Students need protection from attacks, western principals say
Sixth form students at Cornwall College in 2013.
FOLLOWING THE stabbing death of Jamaica College student Nicholas Francis during a robbery on a bus in October and subsequent reports of similar attacks on other students, some principals in western Jamaica have acknowledged the need for stricter safety measures for their students.
Clyde Evans, principal of Petersfield High School in Westmoreland, and Donna-Marie Redway, principal of the Montego Bay High School for Girls in St James, told Western Focus that their respective institutions do all they can to warn their students against any practices that could make them targets for robbers while going to and from school.
“We work closely with the police, and we are safe so far in that none of our students have been subjected to any form of attack,” said Evans. “But we as a school and as a society can only continue to appeal to our good-thinking citizens to help us to protect our children where their movements and safety are concerned.”

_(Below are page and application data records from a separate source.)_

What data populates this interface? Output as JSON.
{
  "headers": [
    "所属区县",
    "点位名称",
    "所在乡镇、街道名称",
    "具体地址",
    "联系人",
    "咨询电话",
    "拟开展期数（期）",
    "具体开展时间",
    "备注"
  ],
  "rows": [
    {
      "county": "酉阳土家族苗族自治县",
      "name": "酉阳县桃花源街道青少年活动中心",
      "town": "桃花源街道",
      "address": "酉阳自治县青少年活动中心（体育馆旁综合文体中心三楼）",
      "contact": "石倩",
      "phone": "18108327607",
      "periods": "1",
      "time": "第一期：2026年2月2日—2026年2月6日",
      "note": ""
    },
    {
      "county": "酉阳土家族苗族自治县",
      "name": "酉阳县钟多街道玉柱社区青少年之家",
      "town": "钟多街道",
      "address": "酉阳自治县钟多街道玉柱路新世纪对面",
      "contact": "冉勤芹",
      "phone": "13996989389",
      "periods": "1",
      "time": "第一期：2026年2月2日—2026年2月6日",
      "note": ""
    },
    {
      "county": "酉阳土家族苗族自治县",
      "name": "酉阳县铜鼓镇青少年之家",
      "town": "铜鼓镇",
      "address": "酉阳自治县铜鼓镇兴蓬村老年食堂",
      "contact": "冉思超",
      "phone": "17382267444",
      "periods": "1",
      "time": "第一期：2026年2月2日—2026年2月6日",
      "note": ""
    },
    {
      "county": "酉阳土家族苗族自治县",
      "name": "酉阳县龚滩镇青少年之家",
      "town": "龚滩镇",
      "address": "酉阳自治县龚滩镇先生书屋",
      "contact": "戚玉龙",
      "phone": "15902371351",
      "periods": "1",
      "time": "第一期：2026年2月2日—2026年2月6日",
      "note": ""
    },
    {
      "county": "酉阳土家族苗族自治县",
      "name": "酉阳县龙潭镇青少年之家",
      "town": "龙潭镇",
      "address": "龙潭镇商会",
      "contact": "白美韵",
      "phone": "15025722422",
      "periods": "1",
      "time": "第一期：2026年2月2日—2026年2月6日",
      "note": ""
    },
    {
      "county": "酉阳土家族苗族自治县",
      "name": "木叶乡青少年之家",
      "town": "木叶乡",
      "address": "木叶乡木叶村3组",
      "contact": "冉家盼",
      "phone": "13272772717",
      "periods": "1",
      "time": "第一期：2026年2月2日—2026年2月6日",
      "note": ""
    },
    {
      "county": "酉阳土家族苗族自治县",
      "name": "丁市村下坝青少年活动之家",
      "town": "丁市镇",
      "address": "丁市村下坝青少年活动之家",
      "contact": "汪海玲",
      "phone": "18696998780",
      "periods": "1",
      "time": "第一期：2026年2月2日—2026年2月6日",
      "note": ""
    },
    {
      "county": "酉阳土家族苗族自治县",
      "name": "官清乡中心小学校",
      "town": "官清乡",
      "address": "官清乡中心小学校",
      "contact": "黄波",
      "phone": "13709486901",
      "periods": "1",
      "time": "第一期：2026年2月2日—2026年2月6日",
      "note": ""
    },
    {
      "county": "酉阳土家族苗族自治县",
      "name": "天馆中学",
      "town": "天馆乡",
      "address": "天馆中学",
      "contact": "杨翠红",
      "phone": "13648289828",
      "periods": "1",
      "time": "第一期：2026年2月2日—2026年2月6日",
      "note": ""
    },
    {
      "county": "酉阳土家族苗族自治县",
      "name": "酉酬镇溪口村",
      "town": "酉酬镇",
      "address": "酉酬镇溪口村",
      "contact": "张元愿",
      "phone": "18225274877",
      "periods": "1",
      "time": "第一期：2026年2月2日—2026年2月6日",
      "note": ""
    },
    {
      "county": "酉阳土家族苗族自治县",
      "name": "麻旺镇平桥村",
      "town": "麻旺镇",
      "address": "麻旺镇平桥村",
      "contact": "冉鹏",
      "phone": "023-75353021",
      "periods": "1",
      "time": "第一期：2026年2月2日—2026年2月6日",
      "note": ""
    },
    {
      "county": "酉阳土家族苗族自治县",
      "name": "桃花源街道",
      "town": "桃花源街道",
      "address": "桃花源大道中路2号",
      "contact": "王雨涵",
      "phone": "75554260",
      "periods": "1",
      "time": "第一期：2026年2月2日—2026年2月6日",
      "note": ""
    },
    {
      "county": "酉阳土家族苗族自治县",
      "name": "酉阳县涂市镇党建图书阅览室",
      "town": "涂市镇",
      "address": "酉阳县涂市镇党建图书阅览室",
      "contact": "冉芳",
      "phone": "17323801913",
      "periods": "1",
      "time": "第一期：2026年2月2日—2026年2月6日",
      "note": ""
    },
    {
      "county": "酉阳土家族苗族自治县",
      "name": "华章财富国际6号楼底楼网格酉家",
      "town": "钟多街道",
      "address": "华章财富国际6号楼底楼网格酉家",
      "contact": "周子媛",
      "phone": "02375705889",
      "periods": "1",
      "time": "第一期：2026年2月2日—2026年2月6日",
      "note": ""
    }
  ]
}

Redway said: “The most we can do is to sensitise our girls and remind them, and implore them, to be a little more conscious, to not walk with the cellphones on the road. The appeal has to be made to the police to be more vigilant in their patrols because we cannot control the girls when they go out on the street.”
There was public outcry following the death of Nicholas Francis, a 14-year-old third-form student at Jamaica College who was attacked on October 26 after he boarded a Coaster bus in the vicinity of Blue Castle Drive on Old Hope Road in St Andrew. His assailant stabbed him in the chest and hand and then threw him from the bus after Nicholas resisted the robber’s demand to hand over his cell phone.
A spate of attacks on students, especially outside the bounds of their schools, is not new. Prior to the attack on Francis, students of the Denbigh High School in Clarendon were robbed in September, and in November 2014, it was reported that students from St George’s College, Kingston College, and Holy Trinity High School had been targeted by thieves.
Asked about her own students’ level of safety, Redway admitted that there had been four instances in September alone, where robbers had preyed on Montego Bay High students.
“There have been four cases in September since the start of this school year. We had a case where the man insisted that the girl should go into her bag, and she said, ‘I don’t have a phone,’ and he said, ‘Give me your phone,’ and he had a knife, and she had the same type of phone the little boy (Nicholas Francis) had, and he did not want it,” Redway recounted. “There was another situation where a girl was using her phone, and the man walked up to her with a knife, and she handed it over.”
Redway continued: “It is a depraved society because why would you want to steal a child’s phone? But the police are stretched, and they tell us that with all the crime in the area, they have bigger fish to fry ... but something needs to happen.”
Meanwhile, Evans said that resource constraints have prevented his institution from taking on greater measures to ensure student safety such as a school-bus system.
“To be able to put something in place, that would be a challenge as it relates to the variety of communities that students come from and our limited resources. We would have loved to be able to have a bus that would be able to go as close to certain communities as possible, but unfortunately, we do not have that facility,” said Evans.
“We talk to our students, we encourage them, we tell them, ‘Do not travel with taxis you do not know Travel in groups, Be aware of your situation and surroundings. Do not stand in lonely areas while waiting for a drive.’ We can only continue to pray and hope for the best,” Evans added.
In the meantime, Superintendent of the Hanover police Arthel Colly warned that students in that parish should avoid lonely areas, to prevent themselves from becoming targets for criminals.
“I would warn students against going over by the beach area at Lucea, at the area near Watson Taylor Park near Rusea’s High School, as it is lonely in the evening hours,” said Colly. “I would also warn about the Old Steamer Beach. As it relates to the students going to Hopewell High, I would advise they avoid that beach after evening hours.”
NOVEMBER 29, 2016